  • 11. Only twenty-eight are named in the "Account of serving the Order." Journals.
  • 12. The third of the five farmers for London, Middlesex, and Surrey. Journals.
  • 13. The second of the five fanners for "London, Middlesex, and Surry." Journals.
  • 14. It is well known that Goldsmiths were the first bankers.
  • 15. Mr. Stow says, "it was so called before Edward II.'s time, from Florence and other foreign merchants meeting there, before the Exchange was built. Others think it was called so from the bankers that lived there." See "New View of London, (1708,) i. 48. "As the Lombards," says Dr. Robertson, "engrossed the trade of every kingdom in which they settled, they became masters of its cash. Money of course was in their hands, not only as a sign of the value of commodities, but became. an object of commerce itself. They dealt largely as bankers." Charles V. (1777,) i. 401.

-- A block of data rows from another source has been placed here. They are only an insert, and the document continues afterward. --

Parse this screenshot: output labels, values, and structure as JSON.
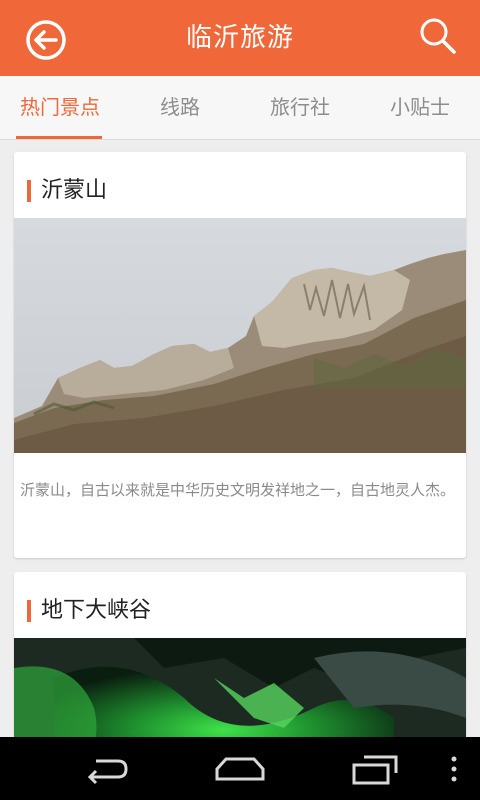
{
  "header": {
    "title": "临沂旅游",
    "back_icon": "back-circle-arrow-icon",
    "search_icon": "search-icon"
  },
  "tabs": [
    {
      "label": "热门景点",
      "active": true
    },
    {
      "label": "线路",
      "active": false
    },
    {
      "label": "旅行社",
      "active": false
    },
    {
      "label": "小贴士",
      "active": false
    }
  ],
  "spots": [
    {
      "name": "沂蒙山",
      "description": "沂蒙山，自古以来就是中华历史文明发祥地之一，自古地灵人杰。"
    },
    {
      "name": "地下大峡谷",
      "description": ""
    }
  ],
  "navbar": {
    "icons": [
      "back-icon",
      "home-icon",
      "recent-apps-icon",
      "menu-icon"
    ]
  },
  "colors": {
    "accent": "#f0683a",
    "tab_inactive": "#8d8d8d",
    "background": "#eeeeee"
  }
}
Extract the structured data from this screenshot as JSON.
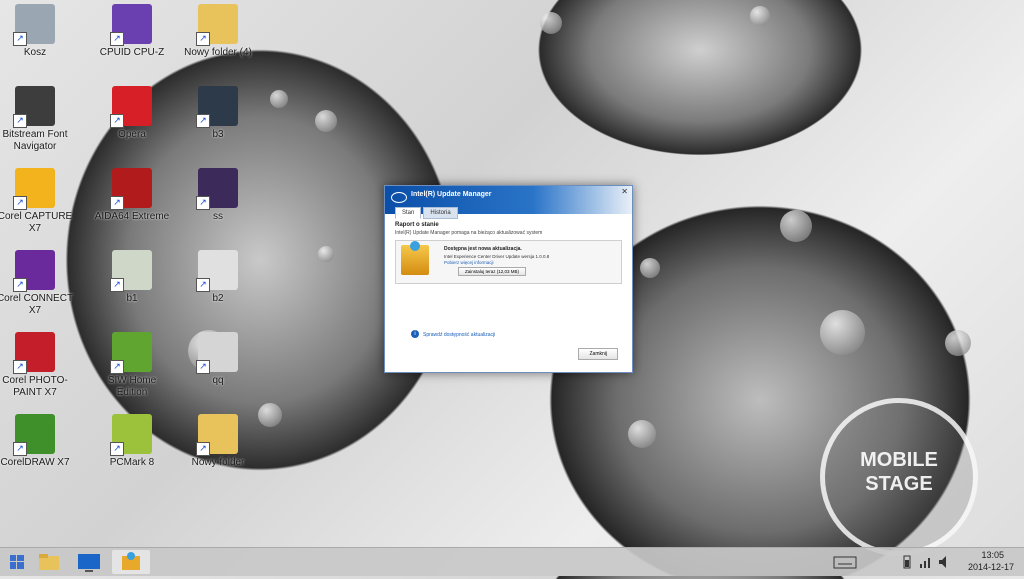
{
  "desktop": {
    "icons": [
      {
        "label": "Kosz",
        "icon": "recycle-bin-icon",
        "color": "#9aa6b2"
      },
      {
        "label": "CPUID CPU-Z",
        "icon": "cpu-z-icon",
        "color": "#6a3fb0"
      },
      {
        "label": "Nowy folder (4)",
        "icon": "folder-icon",
        "color": "#e8c25a"
      },
      {
        "label": "Bitstream Font Navigator",
        "icon": "font-navigator-icon",
        "color": "#3d3d3d"
      },
      {
        "label": "Opera",
        "icon": "opera-icon",
        "color": "#d61f27"
      },
      {
        "label": "b3",
        "icon": "image-file-icon",
        "color": "#2d3a4a"
      },
      {
        "label": "Corel CAPTURE X7",
        "icon": "corel-capture-icon",
        "color": "#f2b31c"
      },
      {
        "label": "AIDA64 Extreme",
        "icon": "aida64-icon",
        "color": "#b21b1b"
      },
      {
        "label": "ss",
        "icon": "image-file-icon",
        "color": "#3b2a5a"
      },
      {
        "label": "Corel CONNECT X7",
        "icon": "corel-connect-icon",
        "color": "#6a2a9c"
      },
      {
        "label": "b1",
        "icon": "image-file-icon",
        "color": "#cfd8c8"
      },
      {
        "label": "b2",
        "icon": "image-file-icon",
        "color": "#e0e0e0"
      },
      {
        "label": "Corel PHOTO-PAINT X7",
        "icon": "corel-photo-paint-icon",
        "color": "#c41e2a"
      },
      {
        "label": "SIW Home Edition",
        "icon": "siw-icon",
        "color": "#5fa52f"
      },
      {
        "label": "qq",
        "icon": "image-file-icon",
        "color": "#d5d5d5"
      },
      {
        "label": "CorelDRAW X7",
        "icon": "coreldraw-icon",
        "color": "#3f8f2a"
      },
      {
        "label": "PCMark 8",
        "icon": "pcmark-icon",
        "color": "#9cc23c"
      },
      {
        "label": "Nowy folder",
        "icon": "folder-icon",
        "color": "#e8c25a"
      }
    ]
  },
  "dialog": {
    "title": "Intel(R) Update Manager",
    "tabs": [
      "Stan",
      "Historia"
    ],
    "heading": "Raport o stanie",
    "subtitle": "Intel(R) Update Manager pomaga na bieżąco aktualizować system",
    "update_title": "Dostępna jest nowa aktualizacja.",
    "update_desc": "Intel Experience Center Driver Update wersja 1.0.0.8",
    "update_link": "Pobierz więcej informacji",
    "download_button": "Zainstaluj teraz (12,03 MB)",
    "info_text": "Sprawdź dostępność aktualizacji",
    "close_button": "Zamknij"
  },
  "watermark": {
    "line1": "MOBILE",
    "line2": "STAGE"
  },
  "taskbar": {
    "items": [
      "start-button",
      "file-explorer-icon",
      "lenovo-app-icon",
      "update-manager-icon"
    ],
    "time": "13:05",
    "date": "2014-12-17"
  }
}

  • 16. Thus in the MS. It was, probably, 20,000l. if not a larger sum.
  • 17. The farmers.
  • 18. Mr. Kirk.
  • 19. "Lord Chancellor Hyde to Mr. Mordaunt, April 11, 1659. "It is no wonder that our friends in the House, [see vol. iii. p. 550, note] do not make a dear judgment of the parties, and so oft mistake their votes; and it is very natural for those who look upon the Republican party as the only irreconcilable people, as no doubt many of them are, do assist Cromwell to that degree as may make him too much master; yet the advantages they give him, are so easily discernable, that they may easily humble him to-morrow, if they exalted him too much yesterday. "I believe he hath no small advantage with many considerable men, by their believing that he intends wholly for the King; but I hope that the papers Mr. Baron [see supra, p. 393, note,] brought you, hath produced such a mutual trust and confidence amongst you, that you will quickly see the bottom of that intrigue, and then you will be able, by several hands, so to instruct our friends in the House, that we may lose by no vote. "It would not be amiss, if you could get some sharp vote to pass in the House against the Catholics, which, possibly, would make them a little more concerned for us than they seem to be. "If the difference honest Baron mentions, between Cromwell and Desborough, be real, I cannot imagine but it must rather prove to our advantage than disadvantage, and may be the best motive to Cromwell, who cannot but have some part of the army, to join with you; and then, indeed, a sudden conjunction with your friends in the City, and the assistance you could bring in from the neighbouring counties, would make the work sure, especially if half a dozen persons were first secured, which would be no hard matter." See "Clarendon State Papers," (1786,) iii. 454, 455.
  • 20. See vol. iii. pp. 403, note †, 548.
  • 21. See supra, p. 343, note †.
  • 22. Ibid. pp. 361, 362.
  • 23. See supra, p. 378.
  • 24. Ibid. p. 273, ad fin.